Sheep Crab, The Giant Crab of La Jolla
The Sheep Crab, otherwise known by its scientific name, Loxorhynchus grandis, is known as “the giant crab of La Jolla.”
This huge spider crab has an oval carapace covered with spines and tubercles and has a width of about 6 inches. So, it’s no surprise that sheep crabs are the largest species in the family of California spider crabs.
They have a life span of at least four years and prey on carnivores and bottom-dwelling scavengers. In the 1980s, many gillnetters would capture adult male sheep crabs by their claws, which would get tangled in their nets. Catching them was very common and profitable until a California State initiative in 1990 prohibited the use of gillnets in shallow water, which dramatically decrease the number of claws that were caught. Now, capturing sheep crabs isn’t very common, as it is no longer profitable.
Difference Between Males and Females
Males have much more prominent and longer extended claws compared to females. Males’ bodies can grow up to 17 cm as opposed to females’ bodies, which can only grow up to 11 cm. It’s also amazing to note that females can store sperm for the future when there are no male crabs around, so they can continue to fertilize eggs and can lay anywhere from 125,000 to 500,000 eggs!
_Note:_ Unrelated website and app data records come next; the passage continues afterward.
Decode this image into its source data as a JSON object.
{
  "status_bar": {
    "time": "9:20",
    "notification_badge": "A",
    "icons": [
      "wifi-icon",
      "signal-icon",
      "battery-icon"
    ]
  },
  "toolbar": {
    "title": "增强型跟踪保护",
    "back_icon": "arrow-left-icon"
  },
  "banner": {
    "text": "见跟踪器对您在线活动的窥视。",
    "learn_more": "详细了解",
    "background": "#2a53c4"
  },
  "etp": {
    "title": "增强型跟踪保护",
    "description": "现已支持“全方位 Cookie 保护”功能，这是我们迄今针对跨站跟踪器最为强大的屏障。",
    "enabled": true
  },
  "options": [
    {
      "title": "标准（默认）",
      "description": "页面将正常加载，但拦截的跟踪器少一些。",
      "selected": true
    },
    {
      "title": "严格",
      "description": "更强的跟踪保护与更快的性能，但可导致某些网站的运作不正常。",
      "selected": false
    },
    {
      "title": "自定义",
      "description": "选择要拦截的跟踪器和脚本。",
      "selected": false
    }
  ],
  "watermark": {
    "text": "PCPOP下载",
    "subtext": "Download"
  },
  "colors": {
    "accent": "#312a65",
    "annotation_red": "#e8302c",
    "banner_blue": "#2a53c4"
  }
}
Juvenile sheep crabs camouflage themselves by hiding between barnacles, hydroids, and algae. However, once they become adults, sheep crabs stopped decorating themselves. They prefer to hide out in reefs and pilings. Both male and female crabs migrate toward shallower water during warmer weather, so it is very common to see them while on a dive in La Jolla.
Book a Dive!
If you want to see “The Giant Crab of La Jolla” in its natural habitat, call (858) 397-8213 to reserve or book online.